* **Exercise instructions**
Each line of the data has to be written out again exactly as shown.

─── Data for processing ───

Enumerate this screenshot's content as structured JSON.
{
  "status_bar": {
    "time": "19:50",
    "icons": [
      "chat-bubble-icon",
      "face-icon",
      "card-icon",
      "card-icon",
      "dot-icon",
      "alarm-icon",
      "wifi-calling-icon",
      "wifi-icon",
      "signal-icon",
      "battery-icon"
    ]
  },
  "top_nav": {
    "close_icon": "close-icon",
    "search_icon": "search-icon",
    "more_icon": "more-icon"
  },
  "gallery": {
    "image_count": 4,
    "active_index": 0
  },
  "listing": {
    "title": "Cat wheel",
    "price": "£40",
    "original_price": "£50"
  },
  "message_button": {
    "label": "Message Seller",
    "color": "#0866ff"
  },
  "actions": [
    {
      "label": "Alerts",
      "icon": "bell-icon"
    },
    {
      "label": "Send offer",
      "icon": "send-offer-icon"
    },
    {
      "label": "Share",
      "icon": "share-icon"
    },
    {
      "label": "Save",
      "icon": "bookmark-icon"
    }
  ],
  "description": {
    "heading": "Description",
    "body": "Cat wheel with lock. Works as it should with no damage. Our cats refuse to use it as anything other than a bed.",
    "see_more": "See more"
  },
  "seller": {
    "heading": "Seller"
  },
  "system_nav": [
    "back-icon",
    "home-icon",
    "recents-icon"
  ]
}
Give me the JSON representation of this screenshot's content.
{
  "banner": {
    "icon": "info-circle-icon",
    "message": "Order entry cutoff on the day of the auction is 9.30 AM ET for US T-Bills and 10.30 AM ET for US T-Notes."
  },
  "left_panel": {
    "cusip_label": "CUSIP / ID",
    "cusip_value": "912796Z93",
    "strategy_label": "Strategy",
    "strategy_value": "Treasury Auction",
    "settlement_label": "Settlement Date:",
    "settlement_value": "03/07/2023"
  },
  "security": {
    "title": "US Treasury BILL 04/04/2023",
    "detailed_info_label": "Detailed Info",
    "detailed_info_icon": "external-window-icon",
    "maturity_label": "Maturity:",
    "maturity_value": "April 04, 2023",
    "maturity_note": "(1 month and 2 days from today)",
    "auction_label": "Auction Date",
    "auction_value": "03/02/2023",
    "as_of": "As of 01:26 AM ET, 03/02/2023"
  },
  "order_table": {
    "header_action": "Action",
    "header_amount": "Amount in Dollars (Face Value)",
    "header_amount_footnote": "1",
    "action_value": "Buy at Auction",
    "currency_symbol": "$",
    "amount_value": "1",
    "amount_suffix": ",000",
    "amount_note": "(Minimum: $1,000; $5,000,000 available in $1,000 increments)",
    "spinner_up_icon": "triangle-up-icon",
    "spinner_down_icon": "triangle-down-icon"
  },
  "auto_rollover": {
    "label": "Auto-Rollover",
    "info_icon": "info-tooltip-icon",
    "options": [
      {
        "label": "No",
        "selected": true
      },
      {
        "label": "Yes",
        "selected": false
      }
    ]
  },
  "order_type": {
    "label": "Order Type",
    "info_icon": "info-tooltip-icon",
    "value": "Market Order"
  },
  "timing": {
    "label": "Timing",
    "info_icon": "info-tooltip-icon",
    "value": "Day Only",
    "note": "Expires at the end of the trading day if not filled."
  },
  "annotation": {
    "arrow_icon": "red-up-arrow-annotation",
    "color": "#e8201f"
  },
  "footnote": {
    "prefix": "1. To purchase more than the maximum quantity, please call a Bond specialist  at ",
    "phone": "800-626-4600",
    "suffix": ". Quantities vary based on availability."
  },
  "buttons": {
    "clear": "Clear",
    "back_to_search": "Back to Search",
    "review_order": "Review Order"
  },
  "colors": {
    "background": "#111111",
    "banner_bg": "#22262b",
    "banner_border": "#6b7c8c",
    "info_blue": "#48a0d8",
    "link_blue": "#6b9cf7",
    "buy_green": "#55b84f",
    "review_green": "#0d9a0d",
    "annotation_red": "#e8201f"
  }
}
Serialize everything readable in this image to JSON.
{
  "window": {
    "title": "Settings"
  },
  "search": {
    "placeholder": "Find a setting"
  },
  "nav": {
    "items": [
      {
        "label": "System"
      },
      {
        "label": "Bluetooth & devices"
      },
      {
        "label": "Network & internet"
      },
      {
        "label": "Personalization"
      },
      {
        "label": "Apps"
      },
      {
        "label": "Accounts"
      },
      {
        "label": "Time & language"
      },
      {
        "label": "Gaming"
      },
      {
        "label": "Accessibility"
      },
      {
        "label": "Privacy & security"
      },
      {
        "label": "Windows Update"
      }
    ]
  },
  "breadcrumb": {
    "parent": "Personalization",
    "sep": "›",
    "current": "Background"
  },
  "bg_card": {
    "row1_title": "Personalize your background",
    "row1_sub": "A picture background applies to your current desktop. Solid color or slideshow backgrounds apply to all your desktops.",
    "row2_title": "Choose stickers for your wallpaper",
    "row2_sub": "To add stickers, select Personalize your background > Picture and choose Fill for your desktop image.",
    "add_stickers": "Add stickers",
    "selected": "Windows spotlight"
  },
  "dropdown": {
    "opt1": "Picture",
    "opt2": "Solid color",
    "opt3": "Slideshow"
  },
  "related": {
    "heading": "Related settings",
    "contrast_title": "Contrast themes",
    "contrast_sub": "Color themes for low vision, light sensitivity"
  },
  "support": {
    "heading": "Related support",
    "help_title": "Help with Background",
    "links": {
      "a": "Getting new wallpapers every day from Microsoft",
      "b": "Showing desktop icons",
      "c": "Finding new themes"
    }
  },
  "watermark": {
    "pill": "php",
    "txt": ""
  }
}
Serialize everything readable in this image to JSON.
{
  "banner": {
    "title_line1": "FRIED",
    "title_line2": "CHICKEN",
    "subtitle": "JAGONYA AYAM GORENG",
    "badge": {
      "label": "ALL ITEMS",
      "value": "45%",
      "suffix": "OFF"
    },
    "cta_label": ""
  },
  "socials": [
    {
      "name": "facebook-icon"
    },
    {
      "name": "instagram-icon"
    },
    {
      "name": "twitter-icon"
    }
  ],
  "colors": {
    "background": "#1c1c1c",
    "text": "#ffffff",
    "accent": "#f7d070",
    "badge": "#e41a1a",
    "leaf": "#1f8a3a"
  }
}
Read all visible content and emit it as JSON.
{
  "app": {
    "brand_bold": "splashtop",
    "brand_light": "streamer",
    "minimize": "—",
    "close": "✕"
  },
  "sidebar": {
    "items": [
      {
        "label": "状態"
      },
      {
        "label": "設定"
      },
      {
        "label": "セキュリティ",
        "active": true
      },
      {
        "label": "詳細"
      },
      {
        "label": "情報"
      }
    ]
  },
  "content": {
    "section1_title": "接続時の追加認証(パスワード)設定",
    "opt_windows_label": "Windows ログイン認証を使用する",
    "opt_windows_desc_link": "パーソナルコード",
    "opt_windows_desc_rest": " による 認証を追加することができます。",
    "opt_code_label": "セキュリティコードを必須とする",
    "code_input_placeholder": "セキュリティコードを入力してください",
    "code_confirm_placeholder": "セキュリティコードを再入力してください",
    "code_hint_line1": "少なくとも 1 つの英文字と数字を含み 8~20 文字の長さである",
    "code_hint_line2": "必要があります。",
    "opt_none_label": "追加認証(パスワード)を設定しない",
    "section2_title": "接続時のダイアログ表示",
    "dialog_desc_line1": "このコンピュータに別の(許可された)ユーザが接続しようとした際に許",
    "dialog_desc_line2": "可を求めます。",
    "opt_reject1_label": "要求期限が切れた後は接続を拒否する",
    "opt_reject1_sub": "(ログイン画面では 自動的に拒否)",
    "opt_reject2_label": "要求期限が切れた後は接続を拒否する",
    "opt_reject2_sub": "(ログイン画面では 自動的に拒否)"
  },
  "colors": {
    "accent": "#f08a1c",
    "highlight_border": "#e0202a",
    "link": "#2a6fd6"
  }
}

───

* **Task solution**
Enumerate this screenshot's content as structured JSON.
{
  "status_bar": {
    "time": "19:50",
    "icons": [
      "chat-bubble-icon",
      "face-icon",
      "card-icon",
      "card-icon",
      "dot-icon",
      "alarm-icon",
      "wifi-calling-icon",
      "wifi-icon",
      "signal-icon",
      "battery-icon"
    ]
  },
  "top_nav": {
    "close_icon": "close-icon",
    "search_icon": "search-icon",
    "more_icon": "more-icon"
  },
  "gallery": {
    "image_count": 4,
    "active_index": 0
  },
  "listing": {
    "title": "Cat wheel",
    "price": "£40",
    "original_price": "£50"
  },
  "message_button": {
    "label": "Message Seller",
    "color": "#0866ff"
  },
  "actions": [
    {
      "label": "Alerts",
      "icon": "bell-icon"
    },
    {
      "label": "Send offer",
      "icon": "send-offer-icon"
    },
    {
      "label": "Share",
      "icon": "share-icon"
    },
    {
      "label": "Save",
      "icon": "bookmark-icon"
    }
  ],
  "description": {
    "heading": "Description",
    "body": "Cat wheel with lock. Works as it should with no damage. Our cats refuse to use it as anything other than a bed.",
    "see_more": "See more"
  },
  "seller": {
    "heading": "Seller"
  },
  "system_nav": [
    "back-icon",
    "home-icon",
    "recents-icon"
  ]
}
Give me the JSON representation of this screenshot's content.
{
  "banner": {
    "icon": "info-circle-icon",
    "message": "Order entry cutoff on the day of the auction is 9.30 AM ET for US T-Bills and 10.30 AM ET for US T-Notes."
  },
  "left_panel": {
    "cusip_label": "CUSIP / ID",
    "cusip_value": "912796Z93",
    "strategy_label": "Strategy",
    "strategy_value": "Treasury Auction",
    "settlement_label": "Settlement Date:",
    "settlement_value": "03/07/2023"
  },
  "security": {
    "title": "US Treasury BILL 04/04/2023",
    "detailed_info_label": "Detailed Info",
    "detailed_info_icon": "external-window-icon",
    "maturity_label": "Maturity:",
    "maturity_value": "April 04, 2023",
    "maturity_note": "(1 month and 2 days from today)",
    "auction_label": "Auction Date",
    "auction_value": "03/02/2023",
    "as_of": "As of 01:26 AM ET, 03/02/2023"
  },
  "order_table": {
    "header_action": "Action",
    "header_amount": "Amount in Dollars (Face Value)",
    "header_amount_footnote": "1",
    "action_value": "Buy at Auction",
    "currency_symbol": "$",
    "amount_value": "1",
    "amount_suffix": ",000",
    "amount_note": "(Minimum: $1,000; $5,000,000 available in $1,000 increments)",
    "spinner_up_icon": "triangle-up-icon",
    "spinner_down_icon": "triangle-down-icon"
  },
  "auto_rollover": {
    "label": "Auto-Rollover",
    "info_icon": "info-tooltip-icon",
    "options": [
      {
        "label": "No",
        "selected": true
      },
      {
        "label": "Yes",
        "selected": false
      }
    ]
  },
  "order_type": {
    "label": "Order Type",
    "info_icon": "info-tooltip-icon",
    "value": "Market Order"
  },
  "timing": {
    "label": "Timing",
    "info_icon": "info-tooltip-icon",
    "value": "Day Only",
    "note": "Expires at the end of the trading day if not filled."
  },
  "annotation": {
    "arrow_icon": "red-up-arrow-annotation",
    "color": "#e8201f"
  },
  "footnote": {
    "prefix": "1. To purchase more than the maximum quantity, please call a Bond specialist  at ",
    "phone": "800-626-4600",
    "suffix": ". Quantities vary based on availability."
  },
  "buttons": {
    "clear": "Clear",
    "back_to_search": "Back to Search",
    "review_order": "Review Order"
  },
  "colors": {
    "background": "#111111",
    "banner_bg": "#22262b",
    "banner_border": "#6b7c8c",
    "info_blue": "#48a0d8",
    "link_blue": "#6b9cf7",
    "buy_green": "#55b84f",
    "review_green": "#0d9a0d",
    "annotation_red": "#e8201f"
  }
}
Serialize everything readable in this image to JSON.
{
  "window": {
    "title": "Settings"
  },
  "search": {
    "placeholder": "Find a setting"
  },
  "nav": {
    "items": [
      {
        "label": "System"
      },
      {
        "label": "Bluetooth & devices"
      },
      {
        "label": "Network & internet"
      },
      {
        "label": "Personalization"
      },
      {
        "label": "Apps"
      },
      {
        "label": "Accounts"
      },
      {
        "label": "Time & language"
      },
      {
        "label": "Gaming"
      },
      {
        "label": "Accessibility"
      },
      {
        "label": "Privacy & security"
      },
      {
        "label": "Windows Update"
      }
    ]
  },
  "breadcrumb": {
    "parent": "Personalization",
    "sep": "›",
    "current": "Background"
  },
  "bg_card": {
    "row1_title": "Personalize your background",
    "row1_sub": "A picture background applies to your current desktop. Solid color or slideshow backgrounds apply to all your desktops.",
    "row2_title": "Choose stickers for your wallpaper",
    "row2_sub": "To add stickers, select Personalize your background > Picture and choose Fill for your desktop image.",
    "add_stickers": "Add stickers",
    "selected": "Windows spotlight"
  },
  "dropdown": {
    "opt1": "Picture",
    "opt2": "Solid color",
    "opt3": "Slideshow"
  },
  "related": {
    "heading": "Related settings",
    "contrast_title": "Contrast themes",
    "contrast_sub": "Color themes for low vision, light sensitivity"
  },
  "support": {
    "heading": "Related support",
    "help_title": "Help with Background",
    "links": {
      "a": "Getting new wallpapers every day from Microsoft",
      "b": "Showing desktop icons",
      "c": "Finding new themes"
    }
  },
  "watermark": {
    "pill": "php",
    "txt": ""
  }
}
Serialize everything readable in this image to JSON.
{
  "banner": {
    "title_line1": "FRIED",
    "title_line2": "CHICKEN",
    "subtitle": "JAGONYA AYAM GORENG",
    "badge": {
      "label": "ALL ITEMS",
      "value": "45%",
      "suffix": "OFF"
    },
    "cta_label": ""
  },
  "socials": [
    {
      "name": "facebook-icon"
    },
    {
      "name": "instagram-icon"
    },
    {
      "name": "twitter-icon"
    }
  ],
  "colors": {
    "background": "#1c1c1c",
    "text": "#ffffff",
    "accent": "#f7d070",
    "badge": "#e41a1a",
    "leaf": "#1f8a3a"
  }
}
Read all visible content and emit it as JSON.
{
  "app": {
    "brand_bold": "splashtop",
    "brand_light": "streamer",
    "minimize": "—",
    "close": "✕"
  },
  "sidebar": {
    "items": [
      {
        "label": "状態"
      },
      {
        "label": "設定"
      },
      {
        "label": "セキュリティ",
        "active": true
      },
      {
        "label": "詳細"
      },
      {
        "label": "情報"
      }
    ]
  },
  "content": {
    "section1_title": "接続時の追加認証(パスワード)設定",
    "opt_windows_label": "Windows ログイン認証を使用する",
    "opt_windows_desc_link": "パーソナルコード",
    "opt_windows_desc_rest": " による 認証を追加することができます。",
    "opt_code_label": "セキュリティコードを必須とする",
    "code_input_placeholder": "セキュリティコードを入力してください",
    "code_confirm_placeholder": "セキュリティコードを再入力してください",
    "code_hint_line1": "少なくとも 1 つの英文字と数字を含み 8~20 文字の長さである",
    "code_hint_line2": "必要があります。",
    "opt_none_label": "追加認証(パスワード)を設定しない",
    "section2_title": "接続時のダイアログ表示",
    "dialog_desc_line1": "このコンピュータに別の(許可された)ユーザが接続しようとした際に許",
    "dialog_desc_line2": "可を求めます。",
    "opt_reject1_label": "要求期限が切れた後は接続を拒否する",
    "opt_reject1_sub": "(ログイン画面では 自動的に拒否)",
    "opt_reject2_label": "要求期限が切れた後は接続を拒否する",
    "opt_reject2_sub": "(ログイン画面では 自動的に拒否)"
  },
  "colors": {
    "accent": "#f08a1c",
    "highlight_border": "#e0202a",
    "link": "#2a6fd6"
  }
}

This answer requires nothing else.